10

It being a lake makes the problem somewhat easier from my opinion - any structure in the water would erode much slower then it would in the river or the sea, due to the slower currents. I've looked at the list of longest bridges and dams of the ancient world, and to my surprise, there were actually structures of 2 kilometers in length in both categories. (...


15

Consider an ancient civilization. In the middle Ages, some of the biggest architectures (aqueducts and bridges) were Roman-built, like the Alcantara Bridge. So, in the past history of your world, a big and organized empire left some magnificent relics of its past power, like these bridges. Maybe they were built with the aid of some magic, or just following ...


25

Those bridges are built by connecting together floating rafts or pontoons. They are easy to build and maintain: just chop trees and craft the trunks in the proper shape. Assemble them together, place some anchors along the path. A similar technology was used in Japan to build wooden bridges which could withstand typhoons: during a flood the wooden parts ...


10

This lake on which your bridges are built on may have only recently become a lake. What I mean by this is that what if several decades/centuries ago, this lake was only a canyon/crater (and has only fairly recently flooded) and these long bridges, as well as the islands, are the only parts of the canyon which were above sea level? These long bridges could ...


79

You've already accepted an answer, but aside from the structural issues (and the sheer mindboggling amount of energy it would take to pump all that water up that high), there's another misunderstanding: allow a train running on a train track going up the cone to escape earth's orbit? Getting into orbit isn't simply a matter of getting up really high. ...


13

L.Dutch has already explained why it won't work, I want to add that if you try to do this in any reasonably short amount of time, you will create a huge turmoil. The amount of energy needed to pump thousands of thousands of cubic kilometers of water 3 km uphill (and that's just in the beginning) is staggering mindboggling. A good part of this energy (+ the ...


110

The maximum height a mountain can have on Earth is a tad more than what Mount Everest is high. This is due to the fact that when you increase the height of the structure, you are also increasing the load. After a certain point you will be adding too much weight for what the material can sustain, and the entire structure will crumble on itself. The potential ...


3
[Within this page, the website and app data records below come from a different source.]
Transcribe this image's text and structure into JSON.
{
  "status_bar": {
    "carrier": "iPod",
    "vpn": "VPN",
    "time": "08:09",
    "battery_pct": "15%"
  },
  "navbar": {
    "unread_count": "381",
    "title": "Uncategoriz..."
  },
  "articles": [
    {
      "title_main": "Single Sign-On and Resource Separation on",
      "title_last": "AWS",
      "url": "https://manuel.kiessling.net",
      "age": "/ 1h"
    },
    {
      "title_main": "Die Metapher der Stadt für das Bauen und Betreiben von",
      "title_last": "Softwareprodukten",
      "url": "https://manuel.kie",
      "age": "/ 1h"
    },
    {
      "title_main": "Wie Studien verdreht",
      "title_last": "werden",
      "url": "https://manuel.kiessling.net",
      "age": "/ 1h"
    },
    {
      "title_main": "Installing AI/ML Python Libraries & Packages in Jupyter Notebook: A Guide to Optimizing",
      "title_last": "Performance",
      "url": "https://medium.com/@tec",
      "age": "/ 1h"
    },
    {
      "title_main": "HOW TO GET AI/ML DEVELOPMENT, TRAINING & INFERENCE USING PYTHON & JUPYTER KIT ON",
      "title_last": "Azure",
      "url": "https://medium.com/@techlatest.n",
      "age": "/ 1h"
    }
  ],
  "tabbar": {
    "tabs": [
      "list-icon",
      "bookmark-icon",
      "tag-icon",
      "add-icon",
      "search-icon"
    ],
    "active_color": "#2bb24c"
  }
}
The square/cube law is working in your favor, in this case. If you get the initial freezing done for free (assemble in Antarctica), and you go well below the melting point of ice in that initial freeze, you now have a ginormous heat dump (size cubed) with a just-enormous area to receive heat (size squared) you can use passive heat- (well, in your case cold-)...


2

There is no need for the island to be made entirely out of a single material Filling it with air pockets(caves) should help with many problems. There are caves even inside icebergs, so this is not that strange. Those air pockets will help with the floating part (letting the island have more heavier-than-water things), and those caves can serve as habitats ...


3

You can but it is not a permanent structure, it is also a huge waste of money Pykrete dramatically slows melting but it does not stop it, and nothing you can do will stop it entirely just due to osmotic imbalance, so you bases starts shrinking from day one. That said you can probably get several years of use out of it, if you keep it in cold waters and ...


1

Not possible Crete is around 8500 square kilometres so the surface area is going to be a lot bigger than that for an iceberg considered 90% will be underwater. The cooling needs is mind blowing so suddenly you need to generate the energy to cool it and a way of getting rid of the waste heat from both the island and the multiple massive nuclear reactors ...


Top 50 recent answers are included